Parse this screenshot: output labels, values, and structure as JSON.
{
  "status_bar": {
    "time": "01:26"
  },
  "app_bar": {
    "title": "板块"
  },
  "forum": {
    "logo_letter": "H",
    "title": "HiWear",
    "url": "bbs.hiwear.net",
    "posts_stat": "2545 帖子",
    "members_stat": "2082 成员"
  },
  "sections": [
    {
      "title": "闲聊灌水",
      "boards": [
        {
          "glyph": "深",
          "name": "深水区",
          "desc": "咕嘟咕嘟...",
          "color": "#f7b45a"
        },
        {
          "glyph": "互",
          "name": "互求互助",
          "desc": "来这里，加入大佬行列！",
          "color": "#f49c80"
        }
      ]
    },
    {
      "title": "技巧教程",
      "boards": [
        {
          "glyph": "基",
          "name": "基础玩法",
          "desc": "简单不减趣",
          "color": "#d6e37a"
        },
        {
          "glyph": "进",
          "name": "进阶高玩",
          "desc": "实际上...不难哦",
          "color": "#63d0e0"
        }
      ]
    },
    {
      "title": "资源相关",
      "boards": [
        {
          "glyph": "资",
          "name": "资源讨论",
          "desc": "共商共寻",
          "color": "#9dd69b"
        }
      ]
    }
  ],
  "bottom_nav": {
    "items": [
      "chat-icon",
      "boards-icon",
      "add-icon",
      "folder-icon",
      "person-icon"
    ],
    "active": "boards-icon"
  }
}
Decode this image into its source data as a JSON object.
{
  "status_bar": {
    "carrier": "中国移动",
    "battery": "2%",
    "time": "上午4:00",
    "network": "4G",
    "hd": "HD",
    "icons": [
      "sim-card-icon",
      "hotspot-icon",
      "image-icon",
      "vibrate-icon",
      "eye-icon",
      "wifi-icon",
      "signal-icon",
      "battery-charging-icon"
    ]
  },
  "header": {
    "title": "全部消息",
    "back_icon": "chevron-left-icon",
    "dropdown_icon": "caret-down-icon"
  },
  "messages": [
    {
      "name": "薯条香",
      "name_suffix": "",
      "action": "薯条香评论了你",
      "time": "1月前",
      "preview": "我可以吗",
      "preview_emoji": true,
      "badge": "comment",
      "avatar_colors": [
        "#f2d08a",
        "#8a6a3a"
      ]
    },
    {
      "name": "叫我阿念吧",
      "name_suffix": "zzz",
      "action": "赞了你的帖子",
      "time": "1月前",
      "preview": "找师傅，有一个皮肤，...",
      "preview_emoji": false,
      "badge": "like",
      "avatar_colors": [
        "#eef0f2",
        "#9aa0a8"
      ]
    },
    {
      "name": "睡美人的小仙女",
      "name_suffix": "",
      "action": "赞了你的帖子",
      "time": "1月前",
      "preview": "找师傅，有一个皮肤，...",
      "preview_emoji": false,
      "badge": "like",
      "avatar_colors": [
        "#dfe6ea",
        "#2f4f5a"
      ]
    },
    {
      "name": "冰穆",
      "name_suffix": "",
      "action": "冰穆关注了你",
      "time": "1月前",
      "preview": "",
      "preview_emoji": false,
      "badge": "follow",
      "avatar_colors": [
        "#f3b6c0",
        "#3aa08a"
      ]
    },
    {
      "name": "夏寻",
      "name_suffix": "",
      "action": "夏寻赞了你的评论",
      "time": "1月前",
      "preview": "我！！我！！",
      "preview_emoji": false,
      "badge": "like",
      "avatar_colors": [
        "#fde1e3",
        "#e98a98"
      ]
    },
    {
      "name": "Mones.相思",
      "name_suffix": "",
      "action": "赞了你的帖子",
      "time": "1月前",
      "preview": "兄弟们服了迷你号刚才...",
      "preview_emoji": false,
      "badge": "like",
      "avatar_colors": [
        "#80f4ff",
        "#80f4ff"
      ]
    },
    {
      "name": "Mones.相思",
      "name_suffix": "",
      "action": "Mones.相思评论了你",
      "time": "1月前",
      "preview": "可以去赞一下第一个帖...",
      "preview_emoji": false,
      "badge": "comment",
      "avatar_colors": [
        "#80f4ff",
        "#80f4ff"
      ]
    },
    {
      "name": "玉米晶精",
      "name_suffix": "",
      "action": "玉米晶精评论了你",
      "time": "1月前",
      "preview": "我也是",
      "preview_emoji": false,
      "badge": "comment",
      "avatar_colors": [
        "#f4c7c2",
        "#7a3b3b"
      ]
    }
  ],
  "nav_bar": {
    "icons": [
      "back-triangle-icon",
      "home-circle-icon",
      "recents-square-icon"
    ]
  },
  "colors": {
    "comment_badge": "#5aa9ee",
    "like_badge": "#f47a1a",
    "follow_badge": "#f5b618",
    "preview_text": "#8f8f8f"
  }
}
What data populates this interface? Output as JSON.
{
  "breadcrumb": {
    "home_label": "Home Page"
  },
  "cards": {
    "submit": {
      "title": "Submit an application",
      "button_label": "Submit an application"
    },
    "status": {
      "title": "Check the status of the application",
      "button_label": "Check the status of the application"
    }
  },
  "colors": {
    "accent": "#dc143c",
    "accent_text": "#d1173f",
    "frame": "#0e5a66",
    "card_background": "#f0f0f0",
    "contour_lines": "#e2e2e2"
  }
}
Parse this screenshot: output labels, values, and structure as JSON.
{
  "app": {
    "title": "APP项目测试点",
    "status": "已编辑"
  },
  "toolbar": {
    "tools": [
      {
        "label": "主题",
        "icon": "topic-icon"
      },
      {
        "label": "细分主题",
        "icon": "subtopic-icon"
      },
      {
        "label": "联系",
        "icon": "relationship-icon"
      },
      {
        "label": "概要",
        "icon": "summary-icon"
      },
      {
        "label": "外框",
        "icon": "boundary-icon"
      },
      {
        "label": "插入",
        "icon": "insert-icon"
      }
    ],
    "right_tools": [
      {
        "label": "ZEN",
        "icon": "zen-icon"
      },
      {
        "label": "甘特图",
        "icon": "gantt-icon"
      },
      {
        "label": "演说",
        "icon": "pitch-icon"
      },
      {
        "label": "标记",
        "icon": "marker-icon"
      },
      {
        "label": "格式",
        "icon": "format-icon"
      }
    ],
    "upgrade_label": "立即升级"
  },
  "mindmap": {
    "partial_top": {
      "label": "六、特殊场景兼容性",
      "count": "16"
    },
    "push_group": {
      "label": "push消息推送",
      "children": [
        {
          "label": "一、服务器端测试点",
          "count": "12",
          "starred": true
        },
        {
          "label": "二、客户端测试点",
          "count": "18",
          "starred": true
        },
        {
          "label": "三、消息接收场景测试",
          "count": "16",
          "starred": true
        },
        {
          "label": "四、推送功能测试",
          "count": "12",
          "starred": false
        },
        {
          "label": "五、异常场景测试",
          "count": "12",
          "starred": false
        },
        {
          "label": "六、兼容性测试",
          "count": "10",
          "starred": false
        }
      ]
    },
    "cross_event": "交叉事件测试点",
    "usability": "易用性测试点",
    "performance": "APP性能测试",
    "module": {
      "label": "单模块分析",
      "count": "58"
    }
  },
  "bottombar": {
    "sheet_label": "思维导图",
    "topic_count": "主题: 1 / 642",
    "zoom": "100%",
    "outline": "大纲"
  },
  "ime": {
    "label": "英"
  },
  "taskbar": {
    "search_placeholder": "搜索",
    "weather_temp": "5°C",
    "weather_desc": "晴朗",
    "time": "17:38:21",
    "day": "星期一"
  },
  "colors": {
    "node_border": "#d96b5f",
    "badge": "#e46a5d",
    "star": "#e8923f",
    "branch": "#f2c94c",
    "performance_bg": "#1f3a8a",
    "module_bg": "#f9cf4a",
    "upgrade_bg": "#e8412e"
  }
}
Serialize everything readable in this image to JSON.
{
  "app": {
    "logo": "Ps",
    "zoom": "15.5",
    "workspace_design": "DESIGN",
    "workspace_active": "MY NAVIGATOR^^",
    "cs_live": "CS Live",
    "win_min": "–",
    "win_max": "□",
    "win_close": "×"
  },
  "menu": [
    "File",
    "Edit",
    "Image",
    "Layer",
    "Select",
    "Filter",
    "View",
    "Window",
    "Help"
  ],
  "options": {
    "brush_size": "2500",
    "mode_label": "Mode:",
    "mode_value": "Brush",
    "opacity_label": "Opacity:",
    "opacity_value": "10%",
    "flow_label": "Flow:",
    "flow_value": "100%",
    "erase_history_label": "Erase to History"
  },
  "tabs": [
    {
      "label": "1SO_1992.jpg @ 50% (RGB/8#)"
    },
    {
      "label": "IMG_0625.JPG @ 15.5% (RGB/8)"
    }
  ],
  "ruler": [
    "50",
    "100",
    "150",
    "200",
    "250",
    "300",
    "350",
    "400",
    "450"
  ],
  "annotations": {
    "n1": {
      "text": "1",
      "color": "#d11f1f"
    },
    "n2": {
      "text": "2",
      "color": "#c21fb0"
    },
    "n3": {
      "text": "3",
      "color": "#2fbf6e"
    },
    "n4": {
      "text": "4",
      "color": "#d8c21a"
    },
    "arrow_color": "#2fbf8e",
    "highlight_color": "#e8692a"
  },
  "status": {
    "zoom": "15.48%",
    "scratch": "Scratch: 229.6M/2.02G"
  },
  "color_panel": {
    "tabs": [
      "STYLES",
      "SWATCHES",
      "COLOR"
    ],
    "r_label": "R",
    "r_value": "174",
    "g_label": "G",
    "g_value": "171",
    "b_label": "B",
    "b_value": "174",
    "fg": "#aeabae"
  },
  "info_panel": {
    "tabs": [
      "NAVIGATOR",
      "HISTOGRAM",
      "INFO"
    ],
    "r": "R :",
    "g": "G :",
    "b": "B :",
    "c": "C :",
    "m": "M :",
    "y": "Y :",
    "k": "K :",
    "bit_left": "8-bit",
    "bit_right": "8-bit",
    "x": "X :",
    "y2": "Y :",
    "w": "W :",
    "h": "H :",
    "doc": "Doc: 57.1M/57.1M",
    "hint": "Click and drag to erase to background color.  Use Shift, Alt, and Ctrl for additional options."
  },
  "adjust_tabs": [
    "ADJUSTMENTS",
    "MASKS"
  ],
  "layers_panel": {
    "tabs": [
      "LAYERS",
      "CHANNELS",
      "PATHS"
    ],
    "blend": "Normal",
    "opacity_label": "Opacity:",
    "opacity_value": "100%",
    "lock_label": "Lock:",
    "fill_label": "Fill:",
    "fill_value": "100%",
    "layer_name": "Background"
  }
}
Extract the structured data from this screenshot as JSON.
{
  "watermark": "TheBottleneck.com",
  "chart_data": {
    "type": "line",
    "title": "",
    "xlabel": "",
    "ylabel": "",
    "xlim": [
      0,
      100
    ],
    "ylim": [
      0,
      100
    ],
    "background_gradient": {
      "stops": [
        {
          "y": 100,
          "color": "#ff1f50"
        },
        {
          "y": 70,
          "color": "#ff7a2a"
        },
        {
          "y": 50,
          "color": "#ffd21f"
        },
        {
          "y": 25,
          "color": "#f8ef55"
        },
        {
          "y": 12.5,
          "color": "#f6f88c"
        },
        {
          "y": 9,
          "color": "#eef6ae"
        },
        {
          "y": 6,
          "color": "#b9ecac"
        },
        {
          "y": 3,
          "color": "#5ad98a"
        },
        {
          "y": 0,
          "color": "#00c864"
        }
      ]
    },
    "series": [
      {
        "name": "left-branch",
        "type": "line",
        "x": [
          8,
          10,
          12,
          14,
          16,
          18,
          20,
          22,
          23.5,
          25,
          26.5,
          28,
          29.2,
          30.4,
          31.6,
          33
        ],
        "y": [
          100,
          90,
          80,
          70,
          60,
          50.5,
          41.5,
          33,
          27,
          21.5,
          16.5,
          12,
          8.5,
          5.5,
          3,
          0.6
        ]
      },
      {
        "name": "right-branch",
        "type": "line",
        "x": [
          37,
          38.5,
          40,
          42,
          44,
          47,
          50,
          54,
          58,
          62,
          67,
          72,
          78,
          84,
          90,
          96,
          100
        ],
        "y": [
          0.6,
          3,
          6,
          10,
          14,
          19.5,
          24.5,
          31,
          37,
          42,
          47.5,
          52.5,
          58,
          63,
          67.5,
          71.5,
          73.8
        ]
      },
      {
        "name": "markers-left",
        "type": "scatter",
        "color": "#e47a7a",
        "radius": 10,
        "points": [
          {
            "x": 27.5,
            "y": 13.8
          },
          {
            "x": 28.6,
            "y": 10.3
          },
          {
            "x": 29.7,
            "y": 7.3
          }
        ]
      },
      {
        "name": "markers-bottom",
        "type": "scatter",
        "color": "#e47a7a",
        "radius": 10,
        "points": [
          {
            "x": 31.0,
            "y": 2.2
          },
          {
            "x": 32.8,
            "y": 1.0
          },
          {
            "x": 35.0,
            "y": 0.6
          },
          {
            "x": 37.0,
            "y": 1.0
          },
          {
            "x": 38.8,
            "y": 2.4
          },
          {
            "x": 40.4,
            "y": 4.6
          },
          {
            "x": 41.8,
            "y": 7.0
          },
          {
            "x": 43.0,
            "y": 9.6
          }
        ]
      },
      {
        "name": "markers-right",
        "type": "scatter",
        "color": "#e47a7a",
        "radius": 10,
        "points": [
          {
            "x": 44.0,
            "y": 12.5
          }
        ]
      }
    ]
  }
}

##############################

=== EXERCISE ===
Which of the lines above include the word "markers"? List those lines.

=== RESULT OF THE EXERCISE ===
        "name": "markers-left",
        "name": "markers-bottom",
        "name": "markers-right",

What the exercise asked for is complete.